Earlier this month our employees helped sort, count and prepare thousands of items for distribution. They enjoyed seeing all of the items created by more than 200 talented volunteers. The youngest volunteer is an 8-year-old great-granddaughter of a senior volunteer, while the oldest is 98, according to the Project Warm Program Coordinator, Teri Wallace.
The majority of crafters are housebound and Project Warm-Up is their way of being able to give back to the community from their home. Knowing they are helping someone in need gives the volunteers a reason to get out of bed in the morning. Other volunteers are people who live in retirement apartment complexes or assisted living facilities, are high school-aged individuals who are fulfilling a community service requirement or even younger who participate just for the fun of it.
Project Warm-Up is one of the many community programs that Avista staff enthusiastically gives their time and energy to support. Over a three-day period, Avista staff loaded, sorted, counted, and delivered 7,800 items that had been stored in our Post Street facility all year.
During this holiday season, we are warmed by the giving spirit our employees demonstrate in so many ways.
Nov 14 , 2013
When you think about historic structures in our region that have undergone important restoration, buildings like The Davenport Hotel, Fox Theater or the Steam Plant might come to mind.
Next year, one of Avista’s historic facilities will be given a much-needed facelift as well.

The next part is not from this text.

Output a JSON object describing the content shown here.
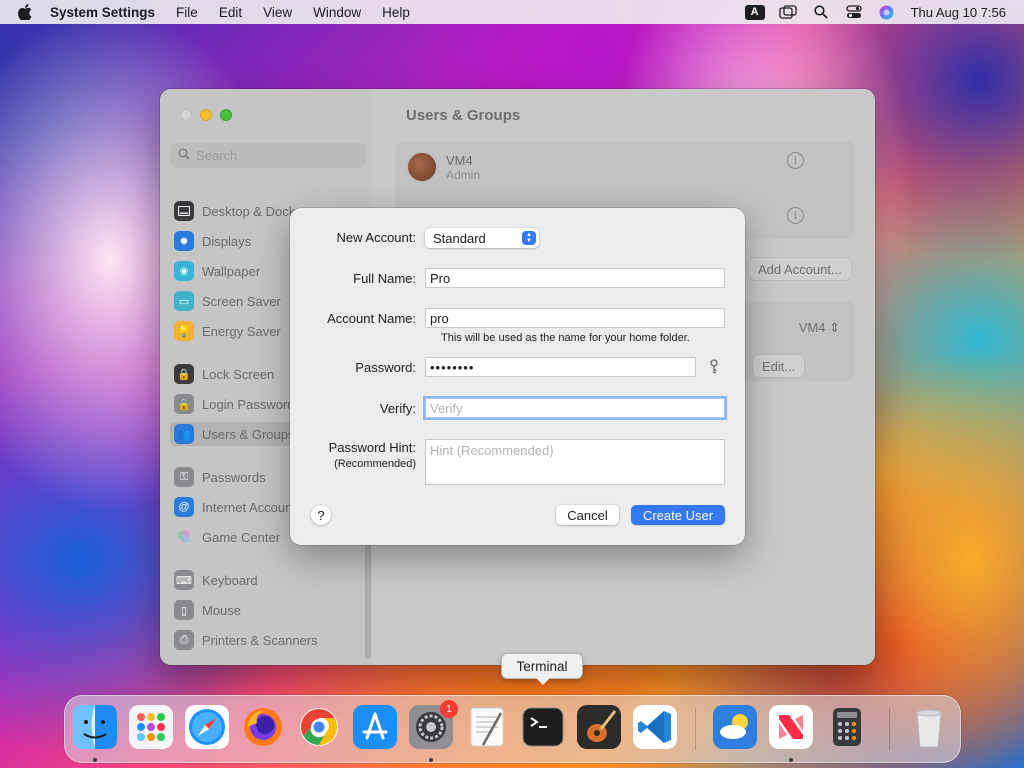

Built in 1906, the South Channel Dam at the Post Falls Hydroelectric Development (HED) is more than 100 years old. While it’s stood the test of time, we plan to continue the safe and reliable operation of the facility with an extensive restoration and upgrade beginning in spring 2014. Work is scheduled to be completed by December 2014.
The structure’s original facing concrete and gate frames, as well as the gates and manual rack and pinion hoists will be removed and replaced with new facing concrete, automated spillway gates and hoists. The improvements will preserve the life of the 106-year-old structure and automation will improve operation efficiencies.
During construction the project will affect some areas of Q’emiln Park. To maintain public safety, access to areas including the boat launch, trailhead and pavilion will be impacted. The west entrance road and adjacent portion of the park will be an active construction site with material, equipment and vehicles in the area. More information on the impact will be known after a contractor is selected in January 2014.
It’s easy to stay up-to-date on project information and impacts. Just send us an email at SpokaneRiverNews@avistacorp.com
and you will be added to the distribution list for our e-newsletter. Be sure to type "Post Falls Updates" in the subject line and include your name and email address in the body text. You can also get timely project information
, including the project fact sheet on our Website.
The Post Falls HED has been a key to helping Avista produce clean, renewable, low-cost power and it creates recreational opportunities like boating and swimming near Q’emiln Park.
Made up of three dams in the area, the Post Falls HED produces 15 megawatts of clean energy – that’s enough to power 11,250 homes – and helps control water levels of Lake Coeur d’Alene during the summer recreation season.